Today Southern California enjoyed what we sometimes call “Chamber of Commerce” weather. It was a beautiful day with temperatures in the 70s and a gentle breeze.

Sailing off SoCal.
Sailing off SoCal.

A buddy of mine, Larry, owns a fourteen foot ‘Zodiac’ style boat and invited two of us to go with him. It was a ride through Newport Beach’s waterways and a short ocean jaunt to Laguna Beach. Calm seas, birds, seals and dolphins.

Sailing off SoCal.
Sailing off SoCal 2

We stopped on the way back to eat and tied up near the Sabatino’s restaurant. Yummy.

Sailing off SoCal.
Sailing off SoCal 3

Mike bought a hat to replace the one he lost on the way to Laguna.

Sailing off SoCal.
Sailing off SoCal 4

Then it was back to the boat ramp and then home.

Sailing off SoCal.
Sailing off SoCal 5

9 am to 2.30 pm – marvelous day. Hope your day went as well.

Sailing off SoCal.
Sailing off SoCal 6

Sail On, Sail On

by Thomas Moore
1779 – 1852

Sail on, sail on, thou fearless bark–
Wherever blows the welcome wind,
It cannot lead to scenes more dark,
More sad than those we leave behind.
Each wave that passes seems to say,
“Tho’ death beneath our smile may be,
Less cold we are, less false than they,
Whose smiling wrecked thy hopes and thee.”
Sail on, sail on,–thro’ endless space–
Thro’ calm–thro’ tempest–stop no more:
The stormiest sea’s a resting place
To him who leaves such hearts on shore.
Or–if some desert land we meet,
Where never yet false-hearted men
Profaned a world, that else were sweet,–
Then rest thee, bark, but not till then.


Saturday Morning
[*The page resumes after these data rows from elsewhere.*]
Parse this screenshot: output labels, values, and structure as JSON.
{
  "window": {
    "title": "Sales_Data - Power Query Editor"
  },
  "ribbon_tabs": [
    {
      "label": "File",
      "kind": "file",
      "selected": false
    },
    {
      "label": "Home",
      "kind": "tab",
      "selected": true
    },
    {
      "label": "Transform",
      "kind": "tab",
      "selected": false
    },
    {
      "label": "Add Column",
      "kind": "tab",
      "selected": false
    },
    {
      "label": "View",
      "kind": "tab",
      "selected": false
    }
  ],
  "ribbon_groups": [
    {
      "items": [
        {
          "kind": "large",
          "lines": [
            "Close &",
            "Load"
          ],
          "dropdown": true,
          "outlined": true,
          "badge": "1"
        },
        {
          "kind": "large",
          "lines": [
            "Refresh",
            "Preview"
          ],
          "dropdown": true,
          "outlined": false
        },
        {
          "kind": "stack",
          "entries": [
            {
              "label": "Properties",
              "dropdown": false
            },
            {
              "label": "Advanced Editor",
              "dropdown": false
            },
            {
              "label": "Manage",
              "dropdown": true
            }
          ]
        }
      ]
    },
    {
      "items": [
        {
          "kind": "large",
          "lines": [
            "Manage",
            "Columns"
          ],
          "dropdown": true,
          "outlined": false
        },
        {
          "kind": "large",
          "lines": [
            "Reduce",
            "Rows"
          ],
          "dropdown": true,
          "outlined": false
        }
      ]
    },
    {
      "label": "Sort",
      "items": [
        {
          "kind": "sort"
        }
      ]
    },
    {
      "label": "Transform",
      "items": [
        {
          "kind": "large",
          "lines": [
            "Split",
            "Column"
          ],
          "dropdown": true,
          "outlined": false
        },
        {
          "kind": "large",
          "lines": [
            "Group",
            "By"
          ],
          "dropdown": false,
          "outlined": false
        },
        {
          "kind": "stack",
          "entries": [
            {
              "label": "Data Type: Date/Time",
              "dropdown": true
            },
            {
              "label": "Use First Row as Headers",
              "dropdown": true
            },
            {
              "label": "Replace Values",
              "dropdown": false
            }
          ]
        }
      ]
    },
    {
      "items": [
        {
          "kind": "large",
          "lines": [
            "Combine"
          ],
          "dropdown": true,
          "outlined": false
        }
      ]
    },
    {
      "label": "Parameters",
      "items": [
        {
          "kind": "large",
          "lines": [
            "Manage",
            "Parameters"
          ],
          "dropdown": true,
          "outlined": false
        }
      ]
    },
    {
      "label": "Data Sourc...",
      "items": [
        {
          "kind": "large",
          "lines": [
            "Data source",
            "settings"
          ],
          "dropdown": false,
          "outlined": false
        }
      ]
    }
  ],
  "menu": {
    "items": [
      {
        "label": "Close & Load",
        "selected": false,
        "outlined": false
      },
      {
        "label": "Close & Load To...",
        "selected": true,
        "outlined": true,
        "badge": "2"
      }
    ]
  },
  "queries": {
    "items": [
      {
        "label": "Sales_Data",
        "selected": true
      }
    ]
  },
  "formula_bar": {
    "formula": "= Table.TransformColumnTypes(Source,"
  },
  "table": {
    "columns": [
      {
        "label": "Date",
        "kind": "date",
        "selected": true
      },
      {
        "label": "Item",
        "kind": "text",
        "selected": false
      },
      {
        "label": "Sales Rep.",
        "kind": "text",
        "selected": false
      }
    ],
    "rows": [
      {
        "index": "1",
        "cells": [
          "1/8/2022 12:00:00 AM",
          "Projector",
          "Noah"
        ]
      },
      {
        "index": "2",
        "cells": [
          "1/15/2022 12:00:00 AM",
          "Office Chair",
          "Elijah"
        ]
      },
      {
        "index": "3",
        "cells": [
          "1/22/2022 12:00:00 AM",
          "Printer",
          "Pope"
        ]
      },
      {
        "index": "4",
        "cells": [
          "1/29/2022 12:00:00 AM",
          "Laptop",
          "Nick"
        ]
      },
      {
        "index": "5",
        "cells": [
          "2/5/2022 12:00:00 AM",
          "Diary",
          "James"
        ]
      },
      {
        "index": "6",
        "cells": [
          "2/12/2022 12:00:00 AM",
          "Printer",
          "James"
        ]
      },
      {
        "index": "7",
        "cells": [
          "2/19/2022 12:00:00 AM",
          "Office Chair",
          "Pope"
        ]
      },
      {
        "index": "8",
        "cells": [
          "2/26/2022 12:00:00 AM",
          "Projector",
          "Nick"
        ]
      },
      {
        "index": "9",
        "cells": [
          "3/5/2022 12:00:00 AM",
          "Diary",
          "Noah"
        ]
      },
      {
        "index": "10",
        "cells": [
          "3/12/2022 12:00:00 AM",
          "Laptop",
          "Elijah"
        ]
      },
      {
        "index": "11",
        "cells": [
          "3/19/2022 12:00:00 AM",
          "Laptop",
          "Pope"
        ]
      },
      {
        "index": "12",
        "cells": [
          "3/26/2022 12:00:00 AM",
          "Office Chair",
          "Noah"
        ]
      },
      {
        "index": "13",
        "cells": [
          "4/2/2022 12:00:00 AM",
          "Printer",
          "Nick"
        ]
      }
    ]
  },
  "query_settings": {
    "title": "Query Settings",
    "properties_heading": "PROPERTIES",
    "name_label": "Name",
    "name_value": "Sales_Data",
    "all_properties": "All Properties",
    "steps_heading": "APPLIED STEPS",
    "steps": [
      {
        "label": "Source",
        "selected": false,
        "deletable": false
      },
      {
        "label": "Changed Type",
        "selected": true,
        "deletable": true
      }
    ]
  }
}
Di got me up about 5 am to help her outside for a smoke and to read a bit. I lay down on the couch to sleep and she was back in in less than an hour. Put her back in bed and soon got up to feed the cats. At 8 she got up to stay for pills, tea and breakfast. I for my coffee and papers (LA Times and OC Register). Breakfast was leftover Kung Pao chicken (Eggroll King) and rice, heated in the zapper, yum.

Saturday Afternoon
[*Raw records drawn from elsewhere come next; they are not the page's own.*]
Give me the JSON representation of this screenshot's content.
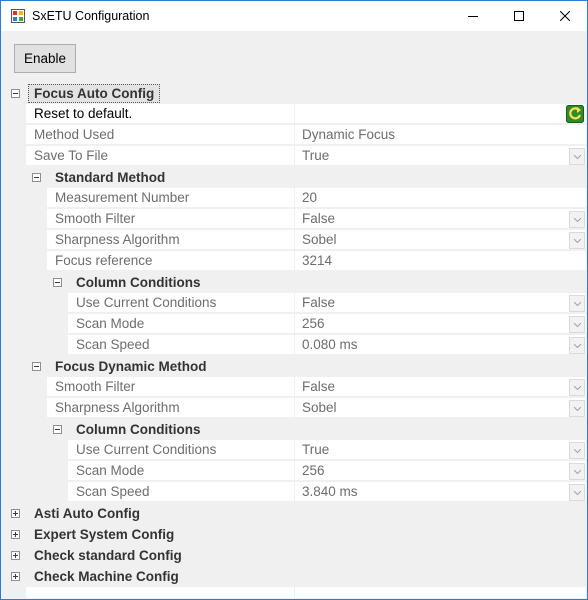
{
  "window": {
    "title": "SxETU Configuration"
  },
  "toolbar": {
    "enable_label": "Enable"
  },
  "grid": {
    "focus_auto": {
      "label": "Focus Auto Config",
      "reset": "Reset to default.",
      "method_used": {
        "name": "Method Used",
        "value": "Dynamic Focus"
      },
      "save_to_file": {
        "name": "Save To File",
        "value": "True"
      },
      "standard": {
        "label": "Standard Method",
        "measurement_number": {
          "name": "Measurement Number",
          "value": "20"
        },
        "smooth_filter": {
          "name": "Smooth Filter",
          "value": "False"
        },
        "sharpness": {
          "name": "Sharpness Algorithm",
          "value": "Sobel"
        },
        "focus_reference": {
          "name": "Focus reference",
          "value": "3214"
        },
        "column": {
          "label": "Column Conditions",
          "use_current": {
            "name": "Use Current Conditions",
            "value": "False"
          },
          "scan_mode": {
            "name": "Scan Mode",
            "value": "256"
          },
          "scan_speed": {
            "name": "Scan Speed",
            "value": "0.080 ms"
          }
        }
      },
      "dynamic": {
        "label": "Focus Dynamic Method",
        "smooth_filter": {
          "name": "Smooth Filter",
          "value": "False"
        },
        "sharpness": {
          "name": "Sharpness Algorithm",
          "value": "Sobel"
        },
        "column": {
          "label": "Column Conditions",
          "use_current": {
            "name": "Use Current Conditions",
            "value": "True"
          },
          "scan_mode": {
            "name": "Scan Mode",
            "value": "256"
          },
          "scan_speed": {
            "name": "Scan Speed",
            "value": "3.840 ms"
          }
        }
      }
    },
    "collapsed": {
      "asti": "Asti Auto Config",
      "expert": "Expert System Config",
      "check_standard": "Check standard Config",
      "check_machine": "Check Machine Config"
    }
  }
}
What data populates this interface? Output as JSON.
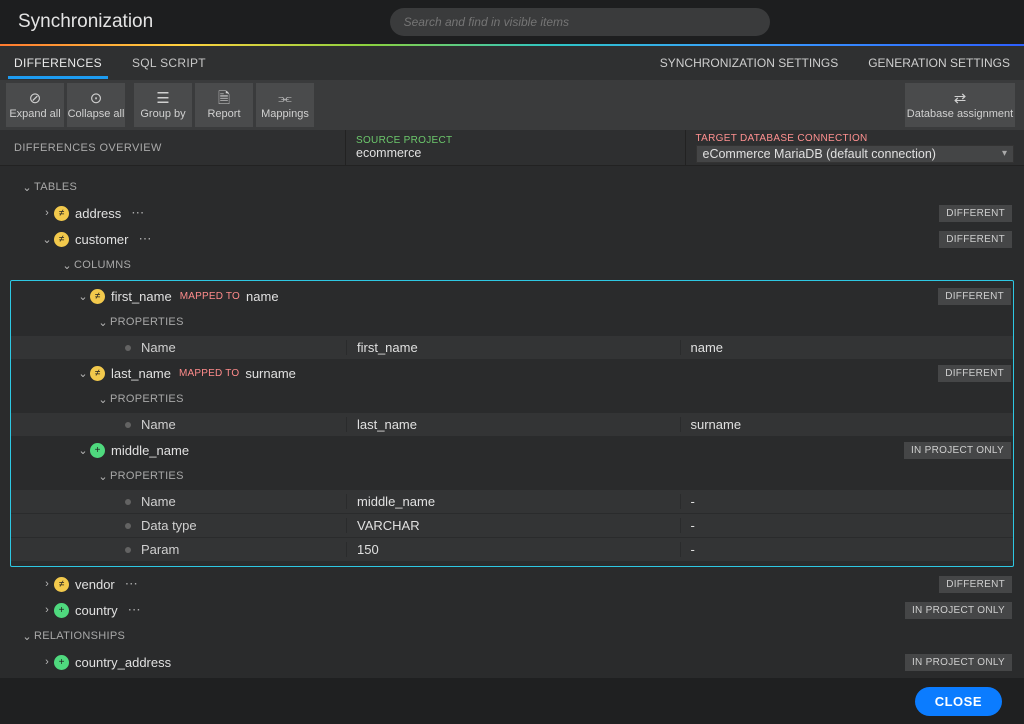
{
  "header": {
    "title": "Synchronization"
  },
  "search": {
    "placeholder": "Search and find in visible items"
  },
  "tabs": {
    "differences": "DIFFERENCES",
    "sql_script": "SQL SCRIPT",
    "sync_settings": "SYNCHRONIZATION SETTINGS",
    "gen_settings": "GENERATION SETTINGS"
  },
  "toolbar": {
    "expand_all": "Expand all",
    "collapse_all": "Collapse all",
    "group_by": "Group by",
    "report": "Report",
    "mappings": "Mappings",
    "db_assignment": "Database assignment"
  },
  "overview_label": "DIFFERENCES OVERVIEW",
  "source": {
    "label": "SOURCE PROJECT",
    "value": "ecommerce"
  },
  "target": {
    "label": "TARGET DATABASE CONNECTION",
    "value": "eCommerce MariaDB (default connection)"
  },
  "badges": {
    "different": "DIFFERENT",
    "in_project_only": "IN PROJECT ONLY"
  },
  "sections": {
    "tables": "TABLES",
    "columns": "COLUMNS",
    "properties": "PROPERTIES",
    "relationships": "RELATIONSHIPS"
  },
  "mapped_to": "MAPPED TO",
  "items": {
    "address": "address",
    "customer": "customer",
    "vendor": "vendor",
    "country": "country",
    "country_address": "country_address"
  },
  "cols": {
    "first_name": {
      "name": "first_name",
      "target": "name"
    },
    "last_name": {
      "name": "last_name",
      "target": "surname"
    },
    "middle_name": {
      "name": "middle_name"
    }
  },
  "propnames": {
    "name": "Name",
    "datatype": "Data type",
    "param": "Param"
  },
  "propvals": {
    "first_name_src": "first_name",
    "first_name_tgt": "name",
    "last_name_src": "last_name",
    "last_name_tgt": "surname",
    "middle_name_src": "middle_name",
    "middle_datatype": "VARCHAR",
    "middle_param": "150",
    "dash": "-"
  },
  "footer": {
    "close": "CLOSE"
  }
}
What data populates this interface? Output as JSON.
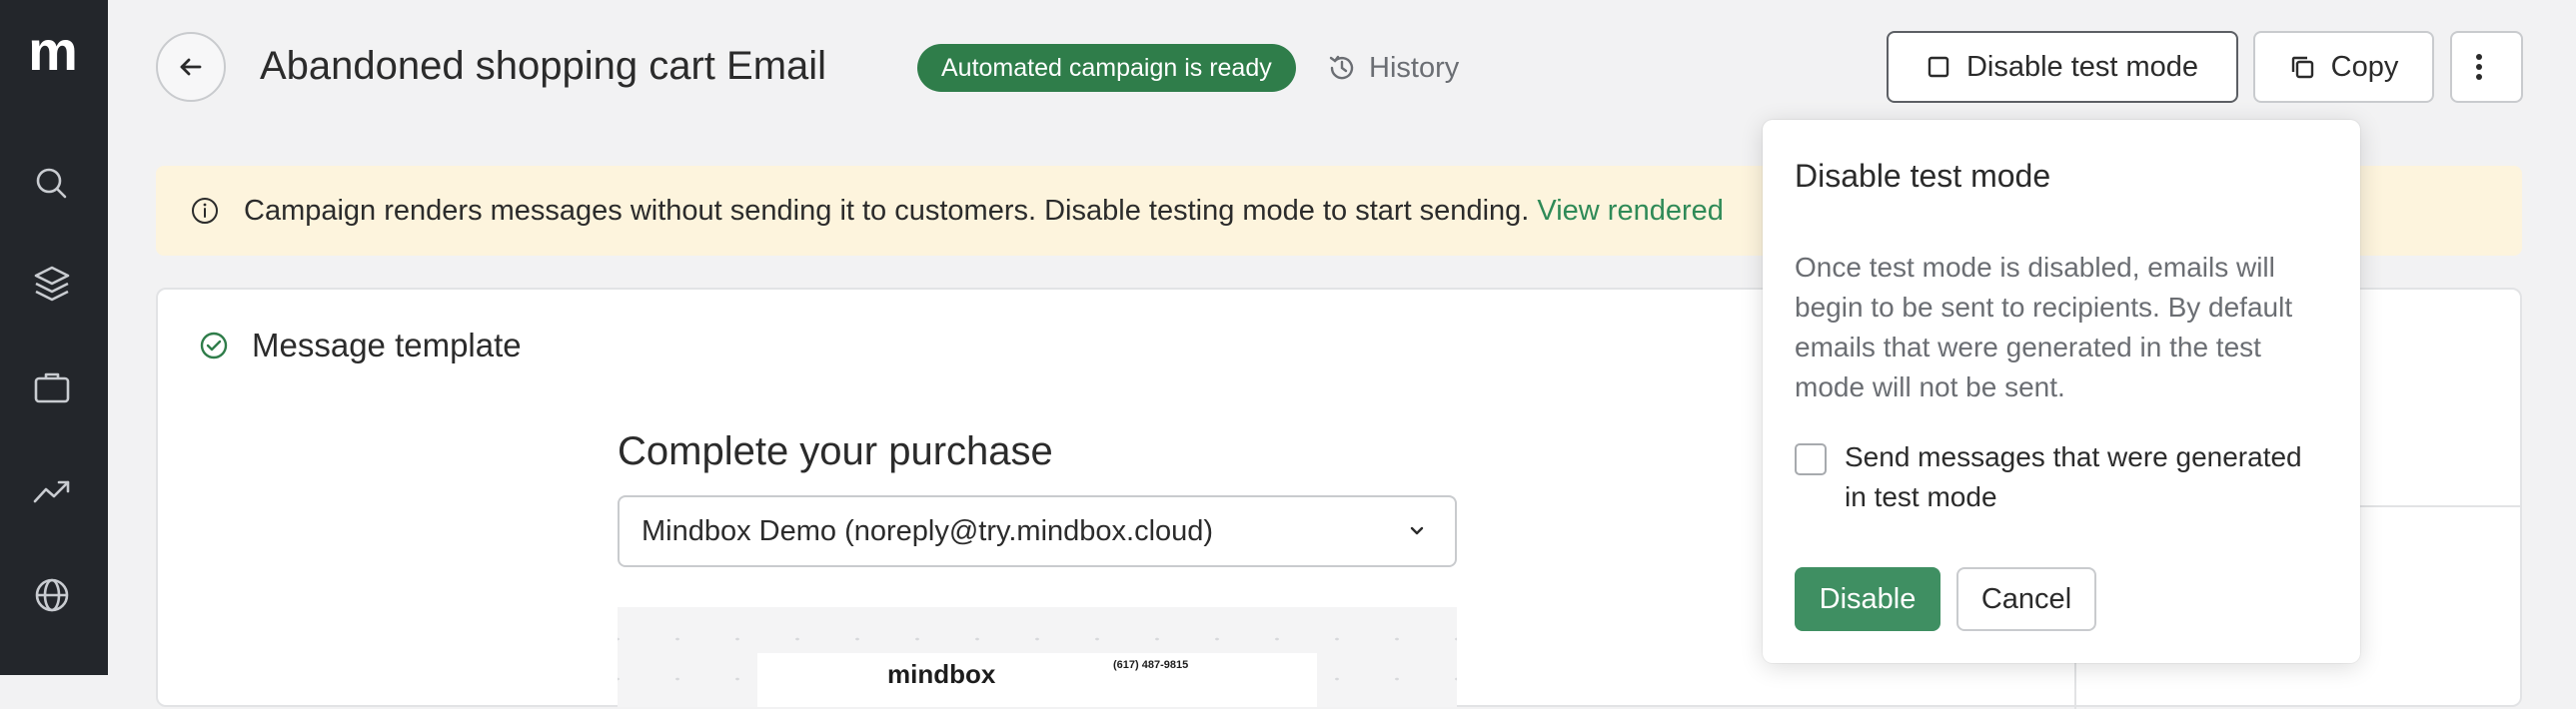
{
  "sidebar": {
    "logo": "m",
    "items": [
      {
        "icon": "search-icon"
      },
      {
        "icon": "layers-icon"
      },
      {
        "icon": "briefcase-icon"
      },
      {
        "icon": "trend-up-icon"
      },
      {
        "icon": "globe-icon"
      }
    ]
  },
  "header": {
    "back_icon": "arrow-left-icon",
    "title": "Abandoned shopping cart Email",
    "status_badge": "Automated campaign is ready",
    "history_label": "History",
    "disable_test_label": "Disable test mode",
    "copy_label": "Copy",
    "more_icon": "more-vertical-icon"
  },
  "banner": {
    "text": "Campaign renders messages without sending it to customers. Disable testing mode to start sending.",
    "link": "View rendered"
  },
  "template_card": {
    "title": "Message template",
    "subject": "Complete your purchase",
    "sender": "Mindbox Demo (noreply@try.mindbox.cloud)",
    "preview_brand": "mindbox",
    "preview_phone": "(617) 487-9815"
  },
  "popover": {
    "title": "Disable test mode",
    "description": "Once test mode is disabled, emails will begin to be sent to recipients. By default emails that were generated in the test mode will not be sent.",
    "checkbox_label": "Send messages that were generated in test mode",
    "checkbox_checked": false,
    "disable_label": "Disable",
    "cancel_label": "Cancel"
  },
  "colors": {
    "sidebar_bg": "#23262b",
    "accent_green": "#2f7d4a",
    "button_green": "#3f8f62",
    "banner_bg": "#fdf4dd",
    "link_green": "#2f8a57"
  }
}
Wrote another thousand words for the book after reading the papers, with the TV (muted) on in the background and began reading The Life and Times of Horatio Hornblower.

Grocery shopping for us (Trader Joe’s) and the cats (Pet Supply) and to the pharmacy. Di was shorted some pills in her one of her prescriptions last time, quickly rectified today (thanks Scott) at Sav-on.

Saturday Evening

Dinner was a pair of Sprouts twice baked potatoes and some peas and corn (with orange-honey butter). During and after which we watched Animal Planet’s Christmas episode of Too Cute (recorded and fast forwarded through the commercials, of course). Di worked on her lesson plans a bit and is now reading Tanya Huff’s The Future Falls (having re-read The Enchantment Emporium and The Wild Ways this last week).

I’ve got my Powerbook on my lap, a Dewar’s to my right and some nameless football game (muted) on in the background. I’ll quickly finish this update, put away the computer, re-fill my glass and re-open my book.

Another beautiful day in paradise.

Happy New Year.



By Ella Wheeler Wilcox
1850 – 1919

Saturday by Ella Wheeler Wilcox
Ella Wheeler Wilcox


Now with the almost finished task make haste.
So near the night thou hast no time to waste.
Post up accounts, and let thy Soul’s eyes look
For flaws and errors in Life’s ledger-book
When labours cease,
How sweet the sense of peace!